He tried to tie cherry stems into knots with his tongue. First, on the bus to school, drawn from an infinite pocket. Later, the subway back from work.
He refused to kiss his wife. Not yet. I don’t want to disappoint you.
Pits rolling and crashing into the boots of strangers. Five minutes a cherry, before he’d spit it out for the next. I overworked it, he’d say. That wasn’t the one. Jaw like a wolf and hands like bells.
One day I caught him behind the bleachers at his son’s game. He cradled the knotted stems in his hand like a broken bird. And he admitted it. I can only do it alone. People destroy the beauty of the moment, he cried.
The sun was pink and covered half the sky. You’re wrong, I said. You haven’t learned a thing.
I wrote the above story in 2018, almost exactly five years ago. The one missing line was the “He cradled…” line, which I added last year.
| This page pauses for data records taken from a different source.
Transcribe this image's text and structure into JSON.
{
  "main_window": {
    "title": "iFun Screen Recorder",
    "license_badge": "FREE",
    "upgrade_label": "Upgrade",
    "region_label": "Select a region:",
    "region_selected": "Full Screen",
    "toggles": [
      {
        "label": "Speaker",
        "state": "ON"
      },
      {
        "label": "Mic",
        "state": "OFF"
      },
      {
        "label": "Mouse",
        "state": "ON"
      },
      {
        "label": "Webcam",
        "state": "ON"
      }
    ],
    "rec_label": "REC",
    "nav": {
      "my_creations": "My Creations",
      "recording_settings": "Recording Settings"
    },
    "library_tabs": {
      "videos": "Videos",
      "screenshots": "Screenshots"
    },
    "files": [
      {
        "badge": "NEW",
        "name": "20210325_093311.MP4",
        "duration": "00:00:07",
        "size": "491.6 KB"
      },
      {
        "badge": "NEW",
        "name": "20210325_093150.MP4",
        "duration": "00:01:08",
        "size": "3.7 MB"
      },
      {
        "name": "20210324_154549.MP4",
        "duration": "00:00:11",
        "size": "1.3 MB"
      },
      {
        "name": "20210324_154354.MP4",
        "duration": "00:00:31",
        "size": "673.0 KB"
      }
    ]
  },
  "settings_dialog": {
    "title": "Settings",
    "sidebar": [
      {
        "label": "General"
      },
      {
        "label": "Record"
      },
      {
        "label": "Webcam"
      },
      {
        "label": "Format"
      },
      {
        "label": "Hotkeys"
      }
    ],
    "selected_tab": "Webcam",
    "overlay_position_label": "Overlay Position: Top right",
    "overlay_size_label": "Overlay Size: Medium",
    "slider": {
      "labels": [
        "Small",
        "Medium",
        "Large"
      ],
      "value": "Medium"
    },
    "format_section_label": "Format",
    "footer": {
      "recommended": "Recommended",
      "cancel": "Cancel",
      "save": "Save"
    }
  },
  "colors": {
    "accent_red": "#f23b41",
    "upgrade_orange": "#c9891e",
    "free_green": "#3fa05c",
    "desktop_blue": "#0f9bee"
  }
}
The story is already pretty dreamy and doesn’t explain things, so including that line is some mercy for the reader, I think.
Stylistically, there are bits that are still in my writing: Sentence fragments, fanatic but innocent protagonists, oddities being socially accepted. I have a lot of affection for this piece.